"As the department head, I hope to expand quite a bit so that several faculty members both within electrical engineering, as well as other departments, get involved in packaging research,” Swaminathan said. “Semiconductor packaging is highly multidisciplinary, where for example we have faculty working from mechanical engineering, looking into stress-related issues centered around reliability. Then you have people from material science and engineering looking into areas related to 2D materials, thermal interface materials, and things of that nature. And then you have electrical engineers designing the system package as well as developing fabrication processes working with other disciplines.”

To achieve this, part of Swaminathan’s plan is to develop a packaging research center at Penn State, like the one he directed at Georgia Tech.
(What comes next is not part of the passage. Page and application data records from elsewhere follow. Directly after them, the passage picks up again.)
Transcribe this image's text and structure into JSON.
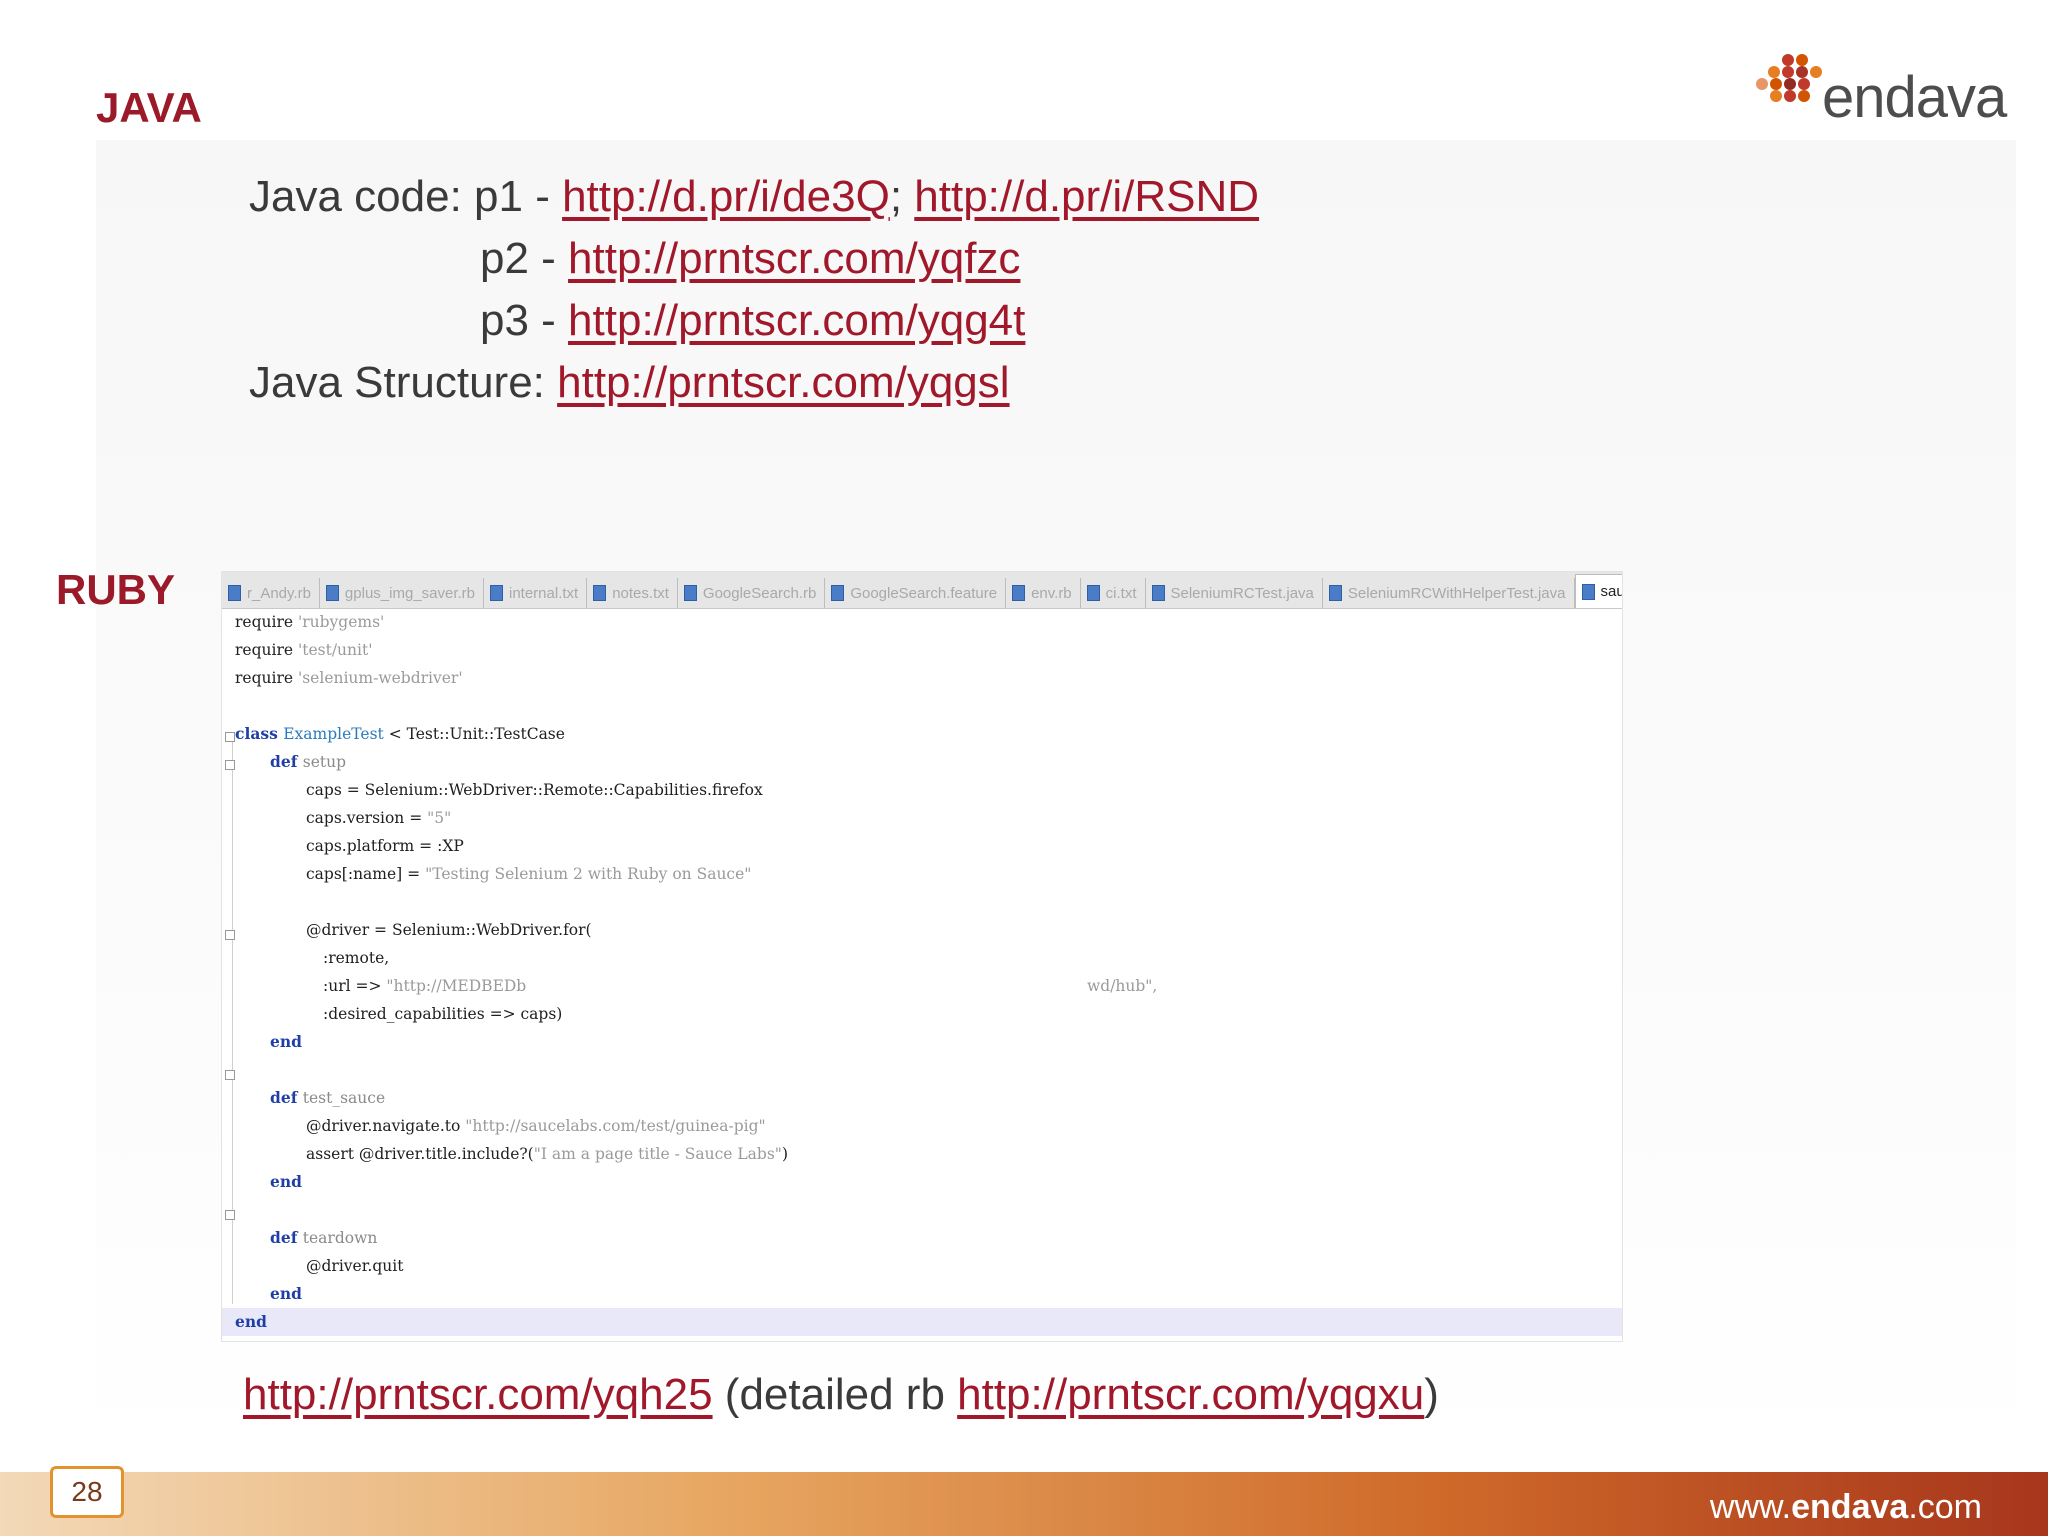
{
  "titles": {
    "java": "JAVA",
    "ruby": "RUBY"
  },
  "logo": {
    "text": "endava",
    "accent_color": "#c0392b"
  },
  "java_links": {
    "line1": {
      "label": "Java code: p1 - ",
      "link1": "http://d.pr/i/de3Q",
      "sep": ";  ",
      "link2": "http://d.pr/i/RSND"
    },
    "line2": {
      "label": "p2 - ",
      "link": "http://prntscr.com/yqfzc"
    },
    "line3": {
      "label": "p3 - ",
      "link": "http://prntscr.com/yqg4t"
    },
    "line4": {
      "label": "Java Structure: ",
      "link": "http://prntscr.com/yqgsl"
    }
  },
  "ide": {
    "tabs": [
      {
        "label": "r_Andy.rb",
        "active": false
      },
      {
        "label": "gplus_img_saver.rb",
        "active": false
      },
      {
        "label": "internal.txt",
        "active": false
      },
      {
        "label": "notes.txt",
        "active": false
      },
      {
        "label": "GoogleSearch.rb",
        "active": false
      },
      {
        "label": "GoogleSearch.feature",
        "active": false
      },
      {
        "label": "env.rb",
        "active": false
      },
      {
        "label": "ci.txt",
        "active": false
      },
      {
        "label": "SeleniumRCTest.java",
        "active": false
      },
      {
        "label": "SeleniumRCWithHelperTest.java",
        "active": false
      },
      {
        "label": "sauce_test.rb",
        "active": true
      }
    ],
    "code": {
      "l1": {
        "a": "require ",
        "b": "'rubygems'"
      },
      "l2": {
        "a": "require ",
        "b": "'test/unit'"
      },
      "l3": {
        "a": "require ",
        "b": "'selenium-webdriver'"
      },
      "l5": {
        "kw": "class ",
        "cls": "ExampleTest",
        "rest": " < Test::Unit::TestCase"
      },
      "l6": {
        "kw": "def ",
        "name": "setup"
      },
      "l7": {
        "text": "caps = Selenium::WebDriver::Remote::Capabilities.firefox"
      },
      "l8": {
        "a": "caps.version = ",
        "b": "\"5\""
      },
      "l9": {
        "text": "caps.platform = :XP"
      },
      "l10": {
        "a": "caps[:name] = ",
        "b": "\"Testing Selenium 2 with Ruby on Sauce\""
      },
      "l12": {
        "text": "@driver = Selenium::WebDriver.for("
      },
      "l13": {
        "text": ":remote,"
      },
      "l14": {
        "a": ":url => ",
        "b": "\"http://MEDBEDb",
        "c": "wd/hub\","
      },
      "l15": {
        "text": ":desired_capabilities => caps)"
      },
      "l16": {
        "kw": "end"
      },
      "l18": {
        "kw": "def ",
        "name": "test_sauce"
      },
      "l19": {
        "a": "@driver.navigate.to ",
        "b": "\"http://saucelabs.com/test/guinea-pig\""
      },
      "l20": {
        "a": "assert @driver.title.include?(",
        "b": "\"I am a page title - Sauce Labs\"",
        "c": ")"
      },
      "l21": {
        "kw": "end"
      },
      "l23": {
        "kw": "def ",
        "name": "teardown"
      },
      "l24": {
        "text": "@driver.quit"
      },
      "l25": {
        "kw": "end"
      },
      "l26": {
        "kw": "end"
      }
    }
  },
  "bottom": {
    "link1": "http://prntscr.com/yqh25",
    "middle": "  (detailed rb ",
    "link2": "http://prntscr.com/yqgxu",
    "close": ")"
  },
  "footer": {
    "url_prefix": "www.",
    "url_brand": "endava",
    "url_suffix": ".com",
    "page_number": "28"
  },
  "colors": {
    "title": "#9b1a2a",
    "link": "#a0182a",
    "footer_start": "#f3d9b8",
    "footer_end": "#a7361c"
  }
}
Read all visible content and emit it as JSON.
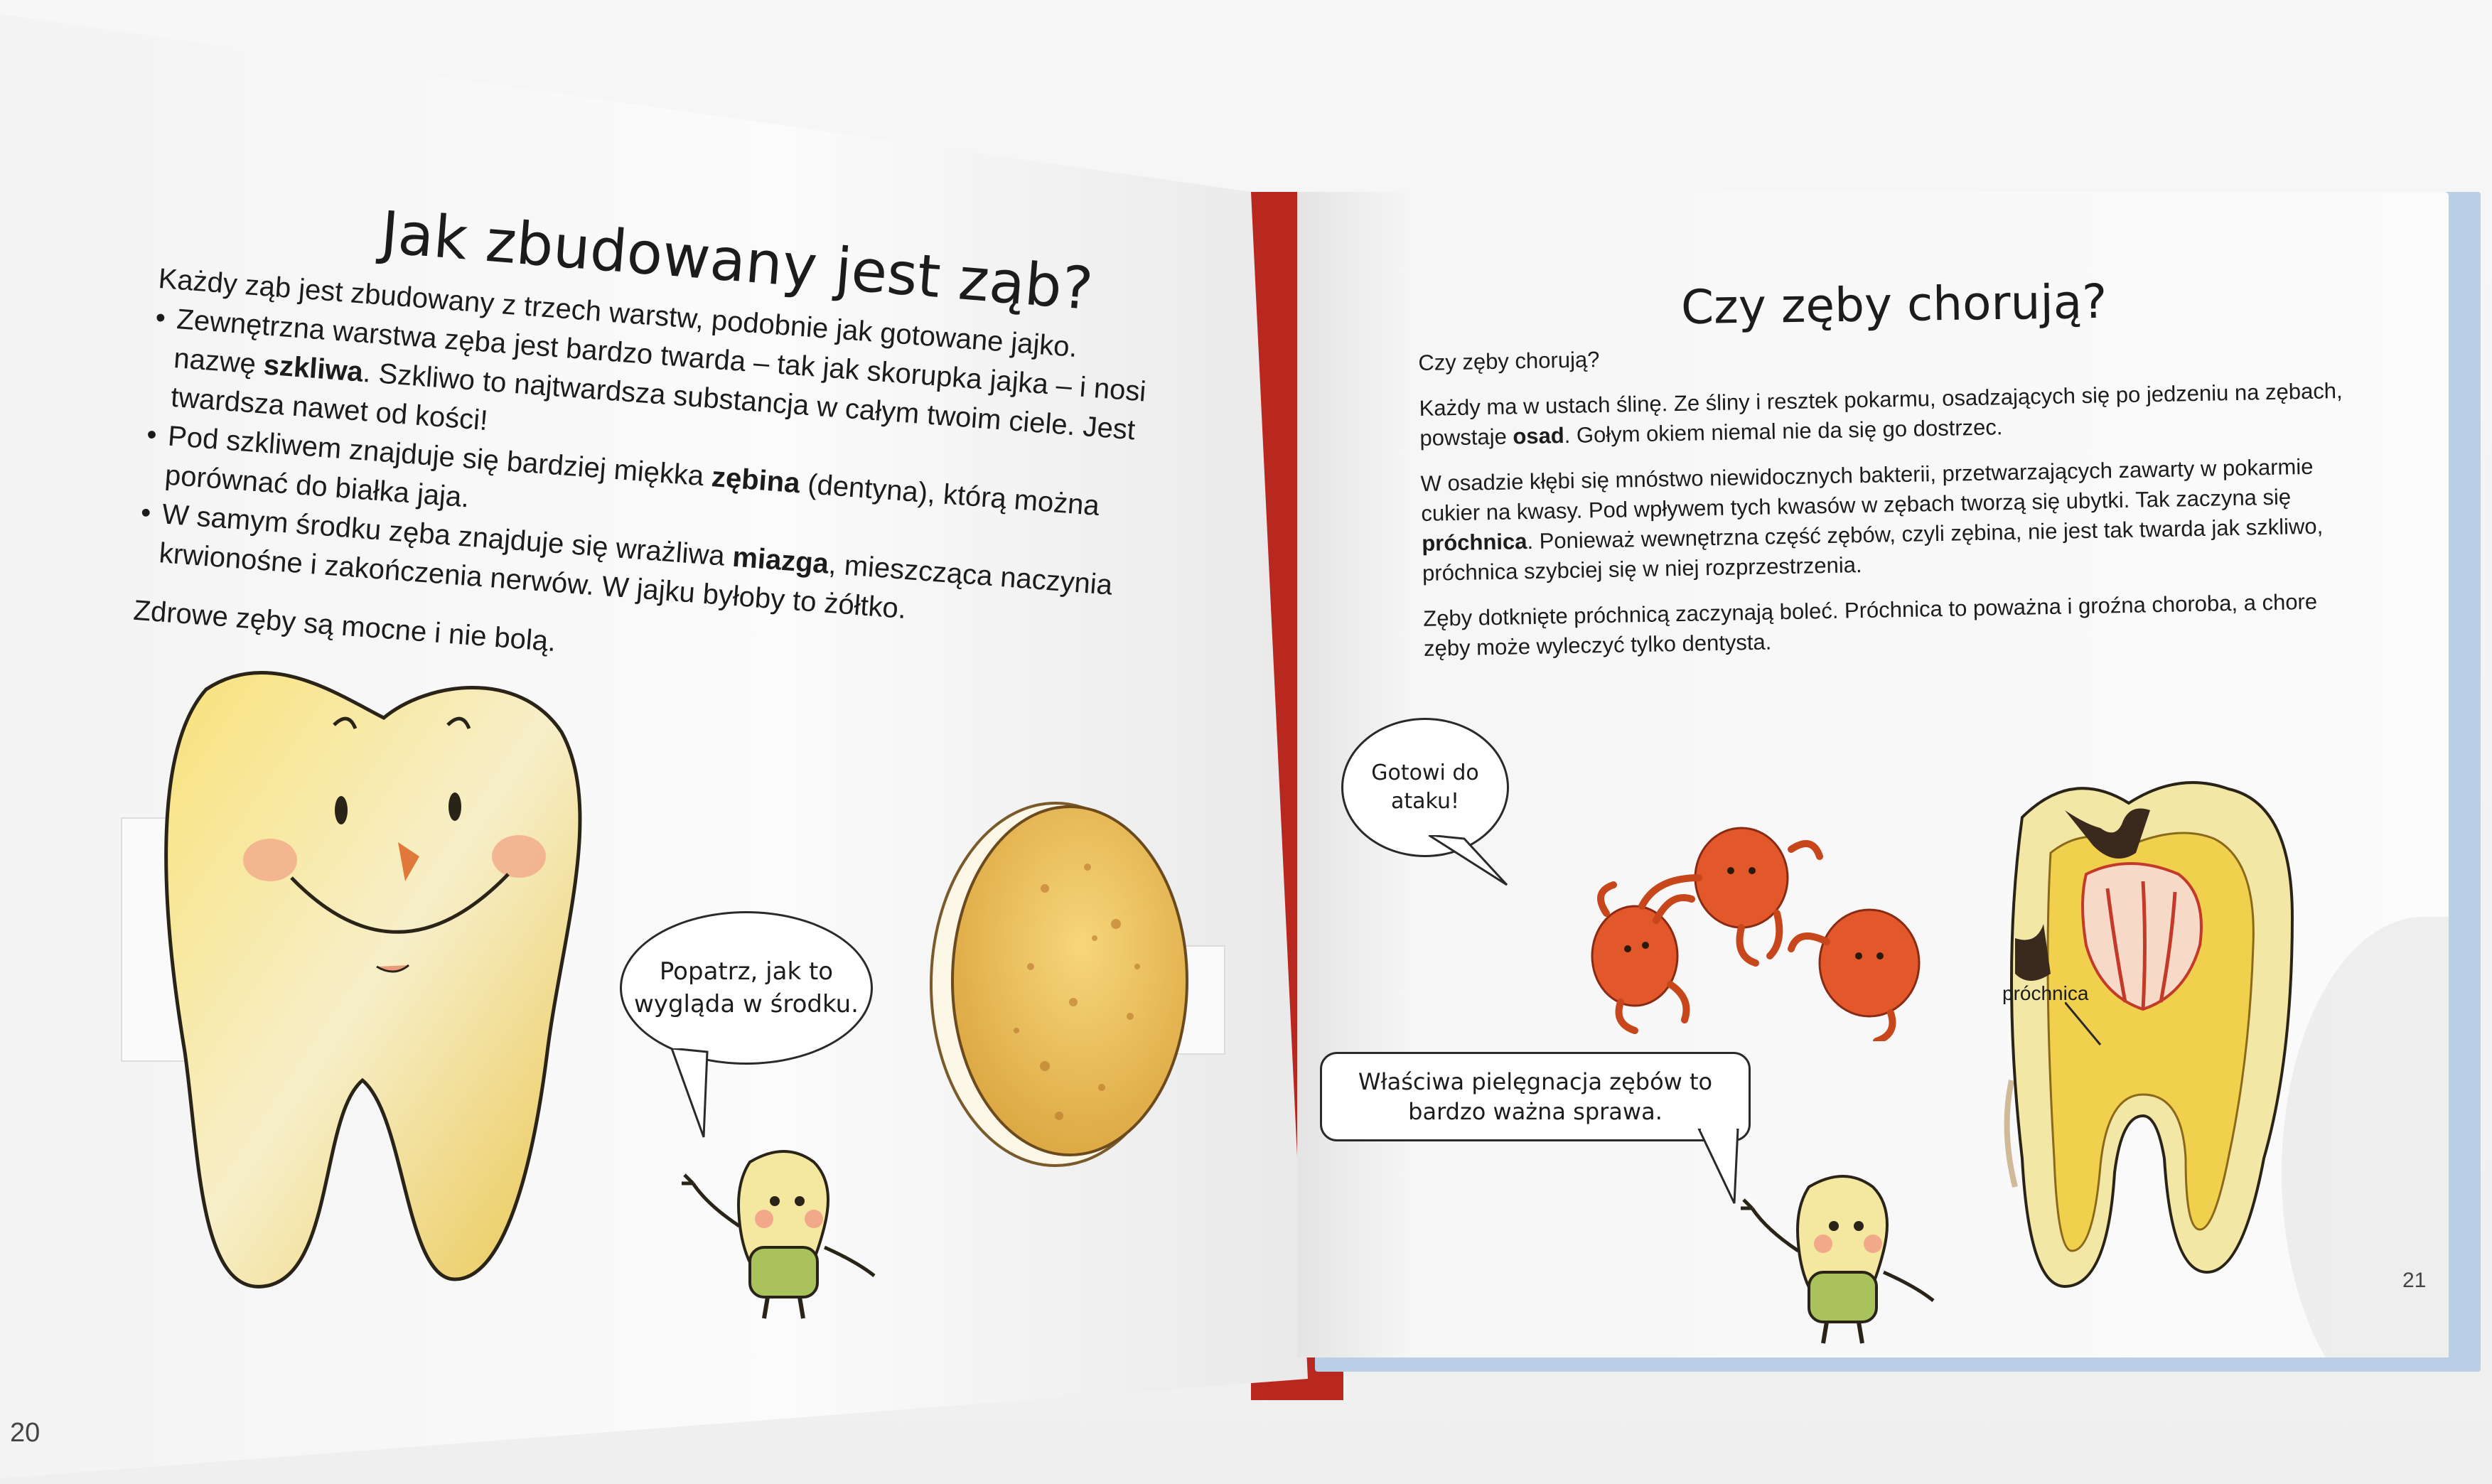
{
  "left_page": {
    "title": "Jak zbudowany jest ząb?",
    "intro": "Każdy ząb jest zbudowany z trzech warstw, podobnie jak gotowane jajko.",
    "bullets": [
      {
        "before": "Zewnętrzna warstwa zęba jest bardzo twarda – tak jak skorupka jajka – i nosi nazwę ",
        "bold": "szkliwa",
        "after": ". Szkliwo to najtwardsza substancja w całym twoim ciele. Jest twardsza nawet od kości!"
      },
      {
        "before": "Pod szkliwem znajduje się bardziej miękka ",
        "bold": "zębina",
        "after": " (dentyna), którą można porównać do białka jaja."
      },
      {
        "before": "W samym środku zęba znajduje się wrażliwa ",
        "bold": "miazga",
        "after": ", mieszcząca naczynia krwionośne i zakończenia nerwów. W jajku byłoby to żółtko."
      }
    ],
    "closing": "Zdrowe zęby są mocne i nie bolą.",
    "bubble_text": "Popatrz, jak to wygląda w środku.",
    "page_number": "20"
  },
  "right_page": {
    "title": "Czy zęby chorują?",
    "subtitle": "Czy zęby chorują?",
    "p1": {
      "before": "Każdy ma w ustach ślinę. Ze śliny i resztek pokarmu, osadzających się po jedzeniu na zębach, powstaje ",
      "bold": "osad",
      "after": ". Gołym okiem niemal nie da się go dostrzec."
    },
    "p2": {
      "before": "W osadzie kłębi się mnóstwo niewidocznych bakterii, przetwarzających zawarty w pokarmie cukier na kwasy. Pod wpływem tych kwasów w zębach tworzą się ubytki. Tak zaczyna się ",
      "bold": "próchnica",
      "after": ". Ponieważ wewnętrzna część zębów, czyli zębina, nie jest tak twarda jak szkliwo, próchnica szybciej się w niej rozprzestrzenia."
    },
    "p3": "Zęby dotknięte próchnicą zaczynają boleć. Próchnica to poważna i groźna choroba, a chore zęby może wyleczyć tylko dentysta.",
    "bubble_attack": "Gotowi do ataku!",
    "bubble_care": "Właściwa pielęgnacja zębów to bardzo ważna sprawa.",
    "label_decay": "próchnica",
    "page_number": "21"
  }
}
“The hope is that we are able to create a center at Penn State that is able to come up with capabilities that are complementary to other capabilities that are available within the United States and other universities,” Swaminathan said. “We can then take the leadership role when it comes to developing advanced semiconductor packaging that is necessary in the future.”

Swaminathan also envisions Penn State playing a role in semiconductor job development. He notes that while people think of technology jobs in the context of someone graduating from the Northeast and moving to the Silicon Valley, technology jobs can be a boon for Pennsylvania and the surrounding region. He points to Intel setting up a plant in Ohio.

“It's really people from places like Ohio, Indiana, Pennsylvania, and others who will be a significant part of the semiconductor workforce and ecosystem,” Swaminathan said. “There are people who want to stay near their families for work. It is very, very important to them. So, my belief is that soon, the Mid-Atlantic, the Midwest, these areas are going to grow quite a bit as far as semiconductor-related jobs, which is exceptionally good for these local economies.


This article originally appeared in the Fall 2022 issue of Focus on Materials.